▶ [Items listed in a dataset]
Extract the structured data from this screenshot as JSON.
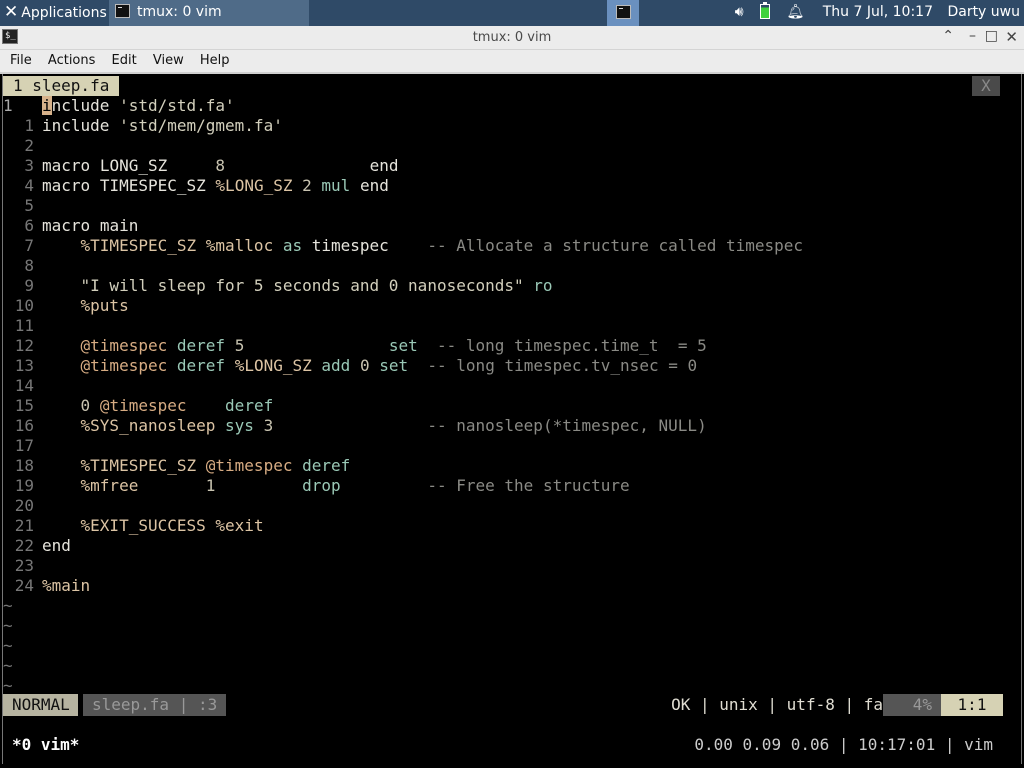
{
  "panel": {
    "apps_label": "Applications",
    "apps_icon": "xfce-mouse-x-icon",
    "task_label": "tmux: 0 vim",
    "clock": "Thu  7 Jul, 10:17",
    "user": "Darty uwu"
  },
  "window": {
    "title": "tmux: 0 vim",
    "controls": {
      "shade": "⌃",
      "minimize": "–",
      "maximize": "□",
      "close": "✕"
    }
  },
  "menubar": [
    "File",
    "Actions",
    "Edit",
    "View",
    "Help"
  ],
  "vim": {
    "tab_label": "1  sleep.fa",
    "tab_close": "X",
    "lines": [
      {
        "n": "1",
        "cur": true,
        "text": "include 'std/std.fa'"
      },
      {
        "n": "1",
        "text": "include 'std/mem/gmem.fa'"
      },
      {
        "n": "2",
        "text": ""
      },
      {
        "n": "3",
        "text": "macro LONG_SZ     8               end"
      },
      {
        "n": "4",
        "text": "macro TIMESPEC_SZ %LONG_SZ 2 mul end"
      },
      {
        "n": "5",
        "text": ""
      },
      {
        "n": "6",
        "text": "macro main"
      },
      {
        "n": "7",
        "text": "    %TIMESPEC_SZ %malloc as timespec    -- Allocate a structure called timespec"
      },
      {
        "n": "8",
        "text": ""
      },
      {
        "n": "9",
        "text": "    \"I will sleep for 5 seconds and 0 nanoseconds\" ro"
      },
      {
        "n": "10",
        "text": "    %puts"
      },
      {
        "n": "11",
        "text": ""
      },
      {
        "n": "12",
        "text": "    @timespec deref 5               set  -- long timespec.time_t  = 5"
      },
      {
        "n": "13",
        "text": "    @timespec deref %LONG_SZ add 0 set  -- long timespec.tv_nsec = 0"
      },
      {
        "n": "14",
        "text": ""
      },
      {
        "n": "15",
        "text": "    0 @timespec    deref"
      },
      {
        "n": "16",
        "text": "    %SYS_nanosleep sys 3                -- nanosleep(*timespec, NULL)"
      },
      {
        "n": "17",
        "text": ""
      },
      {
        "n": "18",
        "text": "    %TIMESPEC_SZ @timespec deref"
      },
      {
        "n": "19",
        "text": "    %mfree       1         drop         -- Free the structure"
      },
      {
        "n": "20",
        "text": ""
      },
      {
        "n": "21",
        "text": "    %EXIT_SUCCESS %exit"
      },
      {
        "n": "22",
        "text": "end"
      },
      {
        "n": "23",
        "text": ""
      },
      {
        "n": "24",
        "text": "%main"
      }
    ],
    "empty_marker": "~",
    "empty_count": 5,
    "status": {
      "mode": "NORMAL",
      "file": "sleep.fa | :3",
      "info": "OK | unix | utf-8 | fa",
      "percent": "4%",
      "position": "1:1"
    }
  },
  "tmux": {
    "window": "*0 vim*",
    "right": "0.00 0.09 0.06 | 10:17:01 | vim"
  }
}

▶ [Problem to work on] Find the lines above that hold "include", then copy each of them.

▶ [Output of the task]
        "text": "include 'std/std.fa'"
        "text": "include 'std/mem/gmem.fa'"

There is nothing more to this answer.